HOW TO COMPLETE THIS TASK -
Within the records below, find each line that holds the string "Átlag", then copy it.

TASK MATERIAL -

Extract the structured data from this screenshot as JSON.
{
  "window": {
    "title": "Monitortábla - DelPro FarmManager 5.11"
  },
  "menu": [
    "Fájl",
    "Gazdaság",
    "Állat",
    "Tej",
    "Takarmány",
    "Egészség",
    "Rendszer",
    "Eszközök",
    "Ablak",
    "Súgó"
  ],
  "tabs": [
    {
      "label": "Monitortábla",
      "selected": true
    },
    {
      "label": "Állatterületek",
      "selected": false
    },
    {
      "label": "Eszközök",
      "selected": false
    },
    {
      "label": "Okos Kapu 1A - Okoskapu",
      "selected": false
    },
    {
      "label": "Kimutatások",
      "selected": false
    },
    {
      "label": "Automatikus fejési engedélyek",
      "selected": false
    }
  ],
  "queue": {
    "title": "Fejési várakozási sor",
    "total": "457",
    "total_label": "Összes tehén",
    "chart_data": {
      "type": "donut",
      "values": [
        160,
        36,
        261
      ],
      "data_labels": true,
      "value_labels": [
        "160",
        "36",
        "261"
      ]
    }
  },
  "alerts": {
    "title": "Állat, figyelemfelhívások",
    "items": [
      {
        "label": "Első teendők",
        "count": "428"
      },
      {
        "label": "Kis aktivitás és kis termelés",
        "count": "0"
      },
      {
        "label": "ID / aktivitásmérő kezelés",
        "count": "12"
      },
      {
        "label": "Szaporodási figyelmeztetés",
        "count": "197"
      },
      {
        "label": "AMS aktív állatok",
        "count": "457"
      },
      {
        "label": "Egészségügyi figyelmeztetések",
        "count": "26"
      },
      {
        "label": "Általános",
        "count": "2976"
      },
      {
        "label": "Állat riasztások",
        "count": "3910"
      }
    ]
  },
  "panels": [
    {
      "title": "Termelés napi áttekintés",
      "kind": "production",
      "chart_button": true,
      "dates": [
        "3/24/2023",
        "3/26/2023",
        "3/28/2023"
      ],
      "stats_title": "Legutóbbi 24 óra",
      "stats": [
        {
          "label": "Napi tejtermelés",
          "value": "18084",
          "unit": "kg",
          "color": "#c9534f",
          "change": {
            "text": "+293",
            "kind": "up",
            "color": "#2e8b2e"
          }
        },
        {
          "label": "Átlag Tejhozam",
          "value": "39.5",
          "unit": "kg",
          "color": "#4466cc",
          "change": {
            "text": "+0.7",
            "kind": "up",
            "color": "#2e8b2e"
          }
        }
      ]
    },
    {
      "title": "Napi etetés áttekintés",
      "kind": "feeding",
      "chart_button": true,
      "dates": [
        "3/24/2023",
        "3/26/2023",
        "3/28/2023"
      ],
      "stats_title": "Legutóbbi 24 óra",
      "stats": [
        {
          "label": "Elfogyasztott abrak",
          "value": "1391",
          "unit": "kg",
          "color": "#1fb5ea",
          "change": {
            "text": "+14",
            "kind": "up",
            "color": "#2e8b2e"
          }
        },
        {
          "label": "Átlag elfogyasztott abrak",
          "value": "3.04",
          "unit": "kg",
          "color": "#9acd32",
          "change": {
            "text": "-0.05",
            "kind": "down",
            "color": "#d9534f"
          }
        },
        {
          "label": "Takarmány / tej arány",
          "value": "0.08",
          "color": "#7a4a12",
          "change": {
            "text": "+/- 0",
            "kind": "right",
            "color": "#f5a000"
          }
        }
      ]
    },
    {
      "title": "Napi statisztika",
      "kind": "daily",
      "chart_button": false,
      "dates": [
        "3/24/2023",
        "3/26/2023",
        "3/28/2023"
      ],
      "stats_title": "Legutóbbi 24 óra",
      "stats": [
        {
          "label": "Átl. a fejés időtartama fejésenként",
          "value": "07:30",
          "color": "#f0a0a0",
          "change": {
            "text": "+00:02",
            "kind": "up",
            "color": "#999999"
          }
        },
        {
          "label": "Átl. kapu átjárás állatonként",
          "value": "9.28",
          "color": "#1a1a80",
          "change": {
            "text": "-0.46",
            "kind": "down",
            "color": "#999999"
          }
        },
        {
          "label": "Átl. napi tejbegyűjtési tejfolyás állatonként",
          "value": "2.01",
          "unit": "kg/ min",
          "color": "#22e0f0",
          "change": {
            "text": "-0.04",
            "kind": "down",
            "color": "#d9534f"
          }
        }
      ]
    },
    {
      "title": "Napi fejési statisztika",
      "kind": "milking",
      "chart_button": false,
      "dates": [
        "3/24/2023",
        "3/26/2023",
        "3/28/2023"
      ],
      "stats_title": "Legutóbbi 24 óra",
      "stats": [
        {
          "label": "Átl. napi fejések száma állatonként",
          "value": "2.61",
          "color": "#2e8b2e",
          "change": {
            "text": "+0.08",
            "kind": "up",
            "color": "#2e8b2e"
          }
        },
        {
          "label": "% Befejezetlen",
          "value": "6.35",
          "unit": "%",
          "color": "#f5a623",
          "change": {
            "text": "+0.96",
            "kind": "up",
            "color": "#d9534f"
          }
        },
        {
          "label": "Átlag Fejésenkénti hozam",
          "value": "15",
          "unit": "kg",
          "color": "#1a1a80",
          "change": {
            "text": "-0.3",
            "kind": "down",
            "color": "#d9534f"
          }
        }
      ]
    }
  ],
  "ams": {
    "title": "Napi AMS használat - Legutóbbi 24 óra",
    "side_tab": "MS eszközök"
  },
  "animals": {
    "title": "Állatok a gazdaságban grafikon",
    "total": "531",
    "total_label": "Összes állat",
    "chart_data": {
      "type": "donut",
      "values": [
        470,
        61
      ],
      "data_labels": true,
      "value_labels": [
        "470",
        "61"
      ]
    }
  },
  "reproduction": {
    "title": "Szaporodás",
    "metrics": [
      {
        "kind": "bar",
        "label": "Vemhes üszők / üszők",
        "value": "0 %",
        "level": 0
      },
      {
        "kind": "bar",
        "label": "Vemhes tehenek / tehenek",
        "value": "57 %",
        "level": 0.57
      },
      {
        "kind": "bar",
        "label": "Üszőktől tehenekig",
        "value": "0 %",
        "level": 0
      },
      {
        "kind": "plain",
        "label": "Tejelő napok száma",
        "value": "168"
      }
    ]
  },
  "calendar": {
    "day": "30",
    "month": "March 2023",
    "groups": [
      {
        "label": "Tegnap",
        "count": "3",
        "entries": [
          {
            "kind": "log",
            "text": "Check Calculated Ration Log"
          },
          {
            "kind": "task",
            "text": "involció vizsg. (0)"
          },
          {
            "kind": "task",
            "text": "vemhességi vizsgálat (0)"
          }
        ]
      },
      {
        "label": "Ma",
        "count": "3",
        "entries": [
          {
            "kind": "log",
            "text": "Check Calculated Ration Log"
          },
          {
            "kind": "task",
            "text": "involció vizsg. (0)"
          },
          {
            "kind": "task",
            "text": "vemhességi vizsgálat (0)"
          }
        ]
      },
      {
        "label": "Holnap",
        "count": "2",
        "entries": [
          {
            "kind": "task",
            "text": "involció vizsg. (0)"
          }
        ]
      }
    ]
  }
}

EXPECTED OUTPUT -
          "label": "Átlag Tejhozam",
          "label": "Átlag elfogyasztott abrak",
          "label": "Átlag Fejésenkénti hozam",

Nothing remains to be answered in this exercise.